He was still standing by the window, now with a big beige cup in hand. He looked up when she shut the bathroom door behind her and his face seemed more relaxed. “I’m sorry,” he said. “It’s just weird.”
“It’s just… it’s absurd, really. We barely know each other but like, we do, but I mean I’m not into anything serious at the momen-”
“Stop,” she cut him off, raising her hand like a traffic sign. “I’m not into anything more than what it was just because I’m the girl here. So don’t assume tha-”
“Oh no no, I’m not saying, I just wanted to make sure we’re on the same page,” he walked over to the bed, put the cup down on the nightstand and sat across from her. “If it was another time and if I wasn’t so stressed with work and it’s just, you know”
“I do know,” she snorted. “It’s always something with you guys. It’s always work or some girl that just broke your heart or you just can’t be bothered and don’t want to miss out, and the city is so big and the options are endless so why would one guy settle for one girl.” She looked up, flushed. She didn’t mean to throw this his way, he barely deserved it. He was just, well, there.
“Listen, I don’t know what your deal is and what you’ve been told but I’m not ‘you guys’. I’m me and I’m telling it to you like it is, I didn’t mean for all the drama,” he paused, as if to check if the word resonates.
“I didn’t mean to, it’s not you,” she looked back down. “But really, what’s the deal with men in this city? Like you’re dead set on not getting involved in anything potentially good. You get so blinded by every pretty girl on the subway, spinning a web of implausible endings to the ride, but most of the time you never even speak to her. Why go through all that trouble to clear your schedule for the off-chance something will happen with that random girl, when you know you’ll walk away the minute you get her, to make room for the next one?”
“We don’t intend on doing anything of the sort. I’m not doing anything on purpose, anyway. I just get wrapped up with work and I want to make it on my own, make a name for myself, become someone I can be proud of. If I invest in a girl now it’ll take up the time I need to invest in myself, you know? I guess it just boils down to who’s more worthy of my time, you or me. Well, not you you. Any girl, or me. Geez what’s in your tea I don’t usually…” he chuckled, uncomfortably.
“I’ll just never get men.

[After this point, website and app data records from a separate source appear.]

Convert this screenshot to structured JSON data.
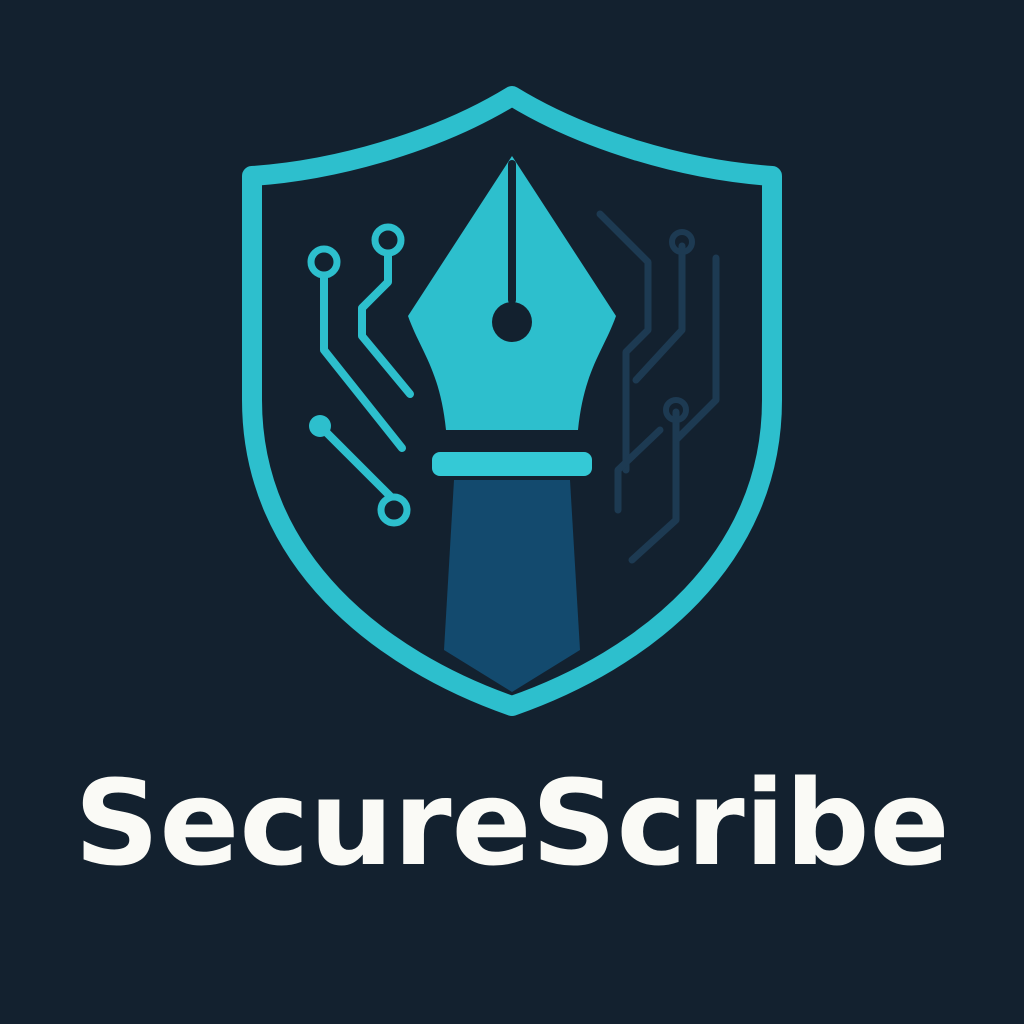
{
  "logo": {
    "wordmark": "SecureScribe",
    "emblem_icon": "shield-pen-circuit-icon"
  },
  "colors": {
    "background": "#13212F",
    "accent": "#2DBFCD",
    "accent_light": "#34C9D6",
    "pen_body": "#134A6E",
    "circuit_dim": "#1D3A52",
    "text": "#FAFAF6"
  }
}
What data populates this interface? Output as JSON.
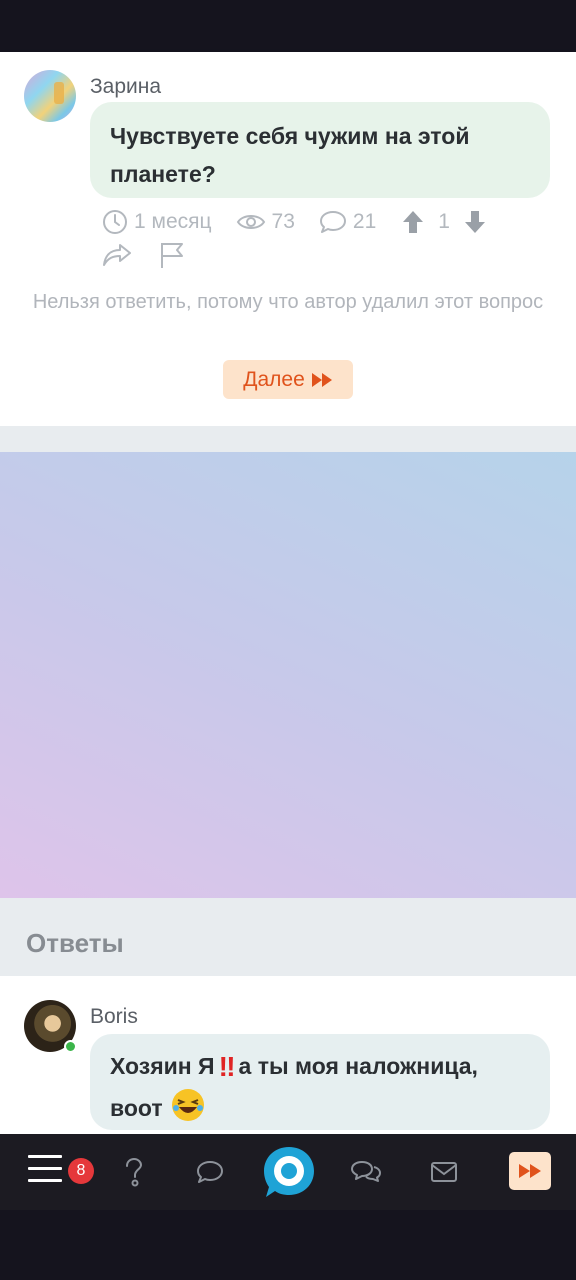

Aren’t you supposed to want to take care of us? You’re supposed to want to spend your time and your efforts and hold our happiness above all else. Ugh, I don’t know. Maybe it’s small town mentality. Whatever.”
“I guess I think that when the right girl, whatever that means, comes along I will drop the act and making her happy will become a priority. I just haven’t found that girl. No offense, you know…”
“Ha, none taken. I wouldn’t have answered the phone even if you had called sometime in the future. It is what it is. It always is what it is,” a slight shiver rattled her.
Damn the awkward silences.
“Umm you know what, I can just go”
“How will you get home?”
“I’ll figure it out, I have friends who live not too far, I can just crash there till it clears”
He got up, wiping invisible lint off his wrinkled pants. “Yea so I’m gonna go,” he said, again. They shut off so quickly, she thought. You get one true thing out of them and that’s it.
“Ok, stay warm,” she said, too loud to sound sincere. He was by the door now, putting his shoes on, then his coat, checking his pockets to make sure he’s got everything, his beanie. He paused for a second and looked at her. She hated it, but it took her breath away. “Bye Emma,” he said, and opened the door. She stared at the doorway, at that broad back, now snugly covered, and the white door that soon followed.
It’s New York, she thought. They’d always leave.